BEGIN
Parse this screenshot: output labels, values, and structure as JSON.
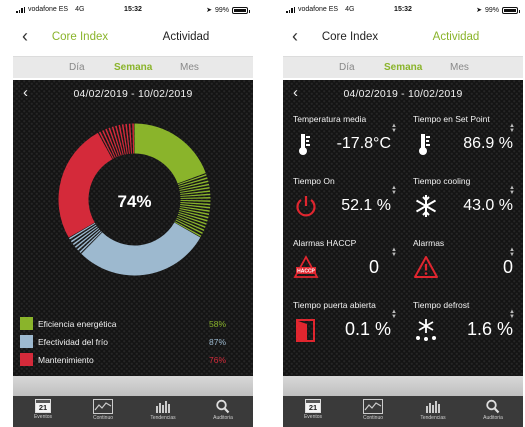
{
  "status": {
    "carrier": "vodafone ES",
    "network": "4G",
    "time": "15:32",
    "battery": "99%"
  },
  "nav": {
    "back_icon": "chevron-left-icon",
    "tab_core": "Core Index",
    "tab_actividad": "Actividad"
  },
  "segments": {
    "dia": "Día",
    "semana": "Semana",
    "mes": "Mes"
  },
  "date_range": "04/02/2019 - 10/02/2019",
  "colors": {
    "green": "#8ab42b",
    "blue": "#9db9cf",
    "red": "#d42a3a",
    "dark": "#141414"
  },
  "core_index": {
    "center_value": "74%",
    "chart_data": {
      "type": "pie",
      "categories": [
        "Eficiencia energética",
        "Efectividad del frío",
        "Mantenimiento"
      ],
      "values": [
        58,
        87,
        76
      ],
      "labels": [
        "58%",
        "87%",
        "76%"
      ]
    },
    "legend": [
      {
        "label": "Eficiencia energética",
        "value": "58%"
      },
      {
        "label": "Efectividad del frío",
        "value": "87%"
      },
      {
        "label": "Mantenimiento",
        "value": "76%"
      }
    ]
  },
  "actividad": {
    "metrics": [
      {
        "label": "Temperatura media",
        "value": "-17.8°C",
        "icon": "thermometer-icon"
      },
      {
        "label": "Tiempo en Set Point",
        "value": "86.9 %",
        "icon": "thermometer-icon"
      },
      {
        "label": "Tiempo On",
        "value": "52.1 %",
        "icon": "power-icon"
      },
      {
        "label": "Tiempo cooling",
        "value": "43.0 %",
        "icon": "snowflake-icon"
      },
      {
        "label": "Alarmas HACCP",
        "value": "0",
        "icon": "haccp-alarm-icon",
        "icon_text": "HACCP"
      },
      {
        "label": "Alarmas",
        "value": "0",
        "icon": "warning-icon"
      },
      {
        "label": "Tiempo puerta abierta",
        "value": "0.1 %",
        "icon": "door-icon"
      },
      {
        "label": "Tiempo defrost",
        "value": "1.6 %",
        "icon": "defrost-icon"
      }
    ]
  },
  "tabbar": [
    {
      "label": "Eventos",
      "icon": "calendar-icon",
      "icon_text": "21"
    },
    {
      "label": "Continuo",
      "icon": "line-chart-icon"
    },
    {
      "label": "Tendencias",
      "icon": "bar-chart-icon"
    },
    {
      "label": "Auditoria",
      "icon": "magnifier-icon"
    }
  ]
}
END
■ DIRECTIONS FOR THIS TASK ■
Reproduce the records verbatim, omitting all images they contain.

■ OUTPUT FOR THIS TASK ■
Parse this screenshot: output labels, values, and structure as JSON.
{
  "status": {
    "carrier": "vodafone ES",
    "network": "4G",
    "time": "15:32",
    "battery": "99%"
  },
  "nav": {
    "back_icon": "chevron-left-icon",
    "tab_core": "Core Index",
    "tab_actividad": "Actividad"
  },
  "segments": {
    "dia": "Día",
    "semana": "Semana",
    "mes": "Mes"
  },
  "date_range": "04/02/2019 - 10/02/2019",
  "colors": {
    "green": "#8ab42b",
    "blue": "#9db9cf",
    "red": "#d42a3a",
    "dark": "#141414"
  },
  "core_index": {
    "center_value": "74%",
    "chart_data": {
      "type": "pie",
      "categories": [
        "Eficiencia energética",
        "Efectividad del frío",
        "Mantenimiento"
      ],
      "values": [
        58,
        87,
        76
      ],
      "labels": [
        "58%",
        "87%",
        "76%"
      ]
    },
    "legend": [
      {
        "label": "Eficiencia energética",
        "value": "58%"
      },
      {
        "label": "Efectividad del frío",
        "value": "87%"
      },
      {
        "label": "Mantenimiento",
        "value": "76%"
      }
    ]
  },
  "actividad": {
    "metrics": [
      {
        "label": "Temperatura media",
        "value": "-17.8°C",
        "icon": "thermometer-icon"
      },
      {
        "label": "Tiempo en Set Point",
        "value": "86.9 %",
        "icon": "thermometer-icon"
      },
      {
        "label": "Tiempo On",
        "value": "52.1 %",
        "icon": "power-icon"
      },
      {
        "label": "Tiempo cooling",
        "value": "43.0 %",
        "icon": "snowflake-icon"
      },
      {
        "label": "Alarmas HACCP",
        "value": "0",
        "icon": "haccp-alarm-icon",
        "icon_text": "HACCP"
      },
      {
        "label": "Alarmas",
        "value": "0",
        "icon": "warning-icon"
      },
      {
        "label": "Tiempo puerta abierta",
        "value": "0.1 %",
        "icon": "door-icon"
      },
      {
        "label": "Tiempo defrost",
        "value": "1.6 %",
        "icon": "defrost-icon"
      }
    ]
  },
  "tabbar": [
    {
      "label": "Eventos",
      "icon": "calendar-icon",
      "icon_text": "21"
    },
    {
      "label": "Continuo",
      "icon": "line-chart-icon"
    },
    {
      "label": "Tendencias",
      "icon": "bar-chart-icon"
    },
    {
      "label": "Auditoria",
      "icon": "magnifier-icon"
    }
  ]
}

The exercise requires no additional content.